● **THE TASK**
Output the full listing below exactly.

● **INFORMATION SUPPLIED**
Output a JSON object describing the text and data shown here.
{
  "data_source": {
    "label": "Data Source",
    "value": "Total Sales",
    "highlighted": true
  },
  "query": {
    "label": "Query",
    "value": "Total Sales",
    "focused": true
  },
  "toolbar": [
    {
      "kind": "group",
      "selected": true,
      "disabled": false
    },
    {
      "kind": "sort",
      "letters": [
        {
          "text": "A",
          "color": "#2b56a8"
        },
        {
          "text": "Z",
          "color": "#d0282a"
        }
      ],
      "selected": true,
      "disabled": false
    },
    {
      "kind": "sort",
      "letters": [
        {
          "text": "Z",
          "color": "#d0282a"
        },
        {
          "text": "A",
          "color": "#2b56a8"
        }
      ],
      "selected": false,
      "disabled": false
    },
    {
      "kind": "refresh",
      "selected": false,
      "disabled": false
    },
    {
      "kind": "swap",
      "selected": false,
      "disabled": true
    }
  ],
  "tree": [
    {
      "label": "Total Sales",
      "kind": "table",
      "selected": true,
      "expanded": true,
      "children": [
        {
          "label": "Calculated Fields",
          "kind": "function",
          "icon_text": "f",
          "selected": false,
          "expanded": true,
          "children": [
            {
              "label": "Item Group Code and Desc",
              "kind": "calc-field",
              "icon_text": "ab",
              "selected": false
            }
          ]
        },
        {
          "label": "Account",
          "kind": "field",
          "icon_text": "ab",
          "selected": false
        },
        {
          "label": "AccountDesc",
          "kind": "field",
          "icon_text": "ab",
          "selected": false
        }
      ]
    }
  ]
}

● **YOUR SOLUTION**
Output a JSON object describing the text and data shown here.
{
  "data_source": {
    "label": "Data Source",
    "value": "Total Sales",
    "highlighted": true
  },
  "query": {
    "label": "Query",
    "value": "Total Sales",
    "focused": true
  },
  "toolbar": [
    {
      "kind": "group",
      "selected": true,
      "disabled": false
    },
    {
      "kind": "sort",
      "letters": [
        {
          "text": "A",
          "color": "#2b56a8"
        },
        {
          "text": "Z",
          "color": "#d0282a"
        }
      ],
      "selected": true,
      "disabled": false
    },
    {
      "kind": "sort",
      "letters": [
        {
          "text": "Z",
          "color": "#d0282a"
        },
        {
          "text": "A",
          "color": "#2b56a8"
        }
      ],
      "selected": false,
      "disabled": false
    },
    {
      "kind": "refresh",
      "selected": false,
      "disabled": false
    },
    {
      "kind": "swap",
      "selected": false,
      "disabled": true
    }
  ],
  "tree": [
    {
      "label": "Total Sales",
      "kind": "table",
      "selected": true,
      "expanded": true,
      "children": [
        {
          "label": "Calculated Fields",
          "kind": "function",
          "icon_text": "f",
          "selected": false,
          "expanded": true,
          "children": [
            {
              "label": "Item Group Code and Desc",
              "kind": "calc-field",
              "icon_text": "ab",
              "selected": false
            }
          ]
        },
        {
          "label": "Account",
          "kind": "field",
          "icon_text": "ab",
          "selected": false
        },
        {
          "label": "AccountDesc",
          "kind": "field",
          "icon_text": "ab",
          "selected": false
        }
      ]
    }
  ]
}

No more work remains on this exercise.